As I walk through cities nowadays I try to look through a Jane Jacobian lens at the diversity of enterprise and use about. By use, Jacobs literally means the uses buildings provide: living, working, commerce, diversion, to name some of the main ones. Nowadays it’s easy to take for granted mixed-use buildings, but they exist because the city planning orthodoxy of today – which Jacobs influenced through her writing and activism – makes space for them.

Mixing of uses is only one of the ingredients that Jacobs argues districts must employ to generate lively and diverse city life. Another one is short blocks, to allow foot traffic from adjacent streets. On a recent walk, I noticed how much was packed onto one side of a short city block on one of the lively stretches of East Hastings in East Vancouver. A gym offering luxury fight goods and apparel, a plant shop, a laundry service business, a kitchen renovation business, a small counterservice cafe offering “Italian street food”, a nail studio, a print shop, a beauty salon, a travel agency, an importer’s office, a Vietnamese restaurant, and a hip diner. Most of these on the ground level of a three-storey residential building occupying much of the block. On the corner past the diner a vacant lot recently bulldozed in preparation for a four-storey mixed-use residential building.

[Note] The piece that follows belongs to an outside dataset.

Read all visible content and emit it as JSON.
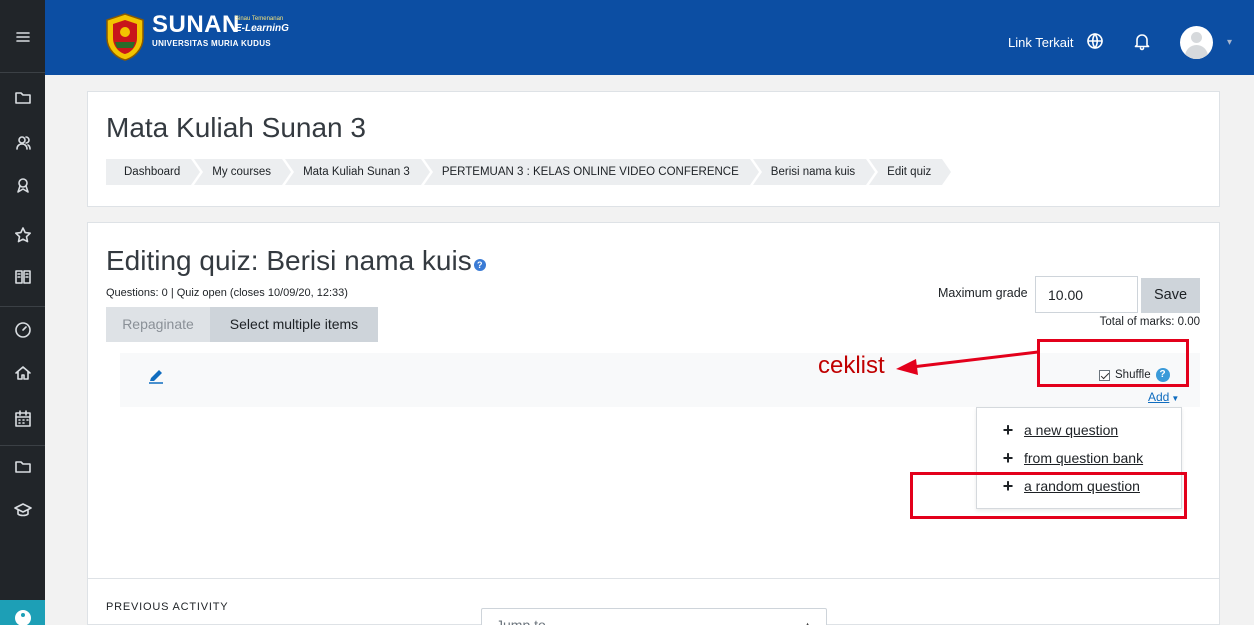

A fifteen minute walk away begins the vibrant stretch of Commercial Drive, one of the liveliest areas of East Vancouver. Near its north tip, for example, there’s a gallery, a secondhand clothing shop, a shop for local art, and a coworking space, all in the same building and all apparently run by the same collective, which hosts events including stand up comedy nights and craft workshops in the gallery and coworking space.

Diversity is possible in cities, Jane Jacobs explains, because they bring together people in quantities so great that critical mass can be reached for projects and enterprises that can’t survive in sparser and less diverse communities. But for diversity to flourish and thrive, cities must create and maintain four key conditions: mixing of use, short blocks, buildings of varying age, and population density.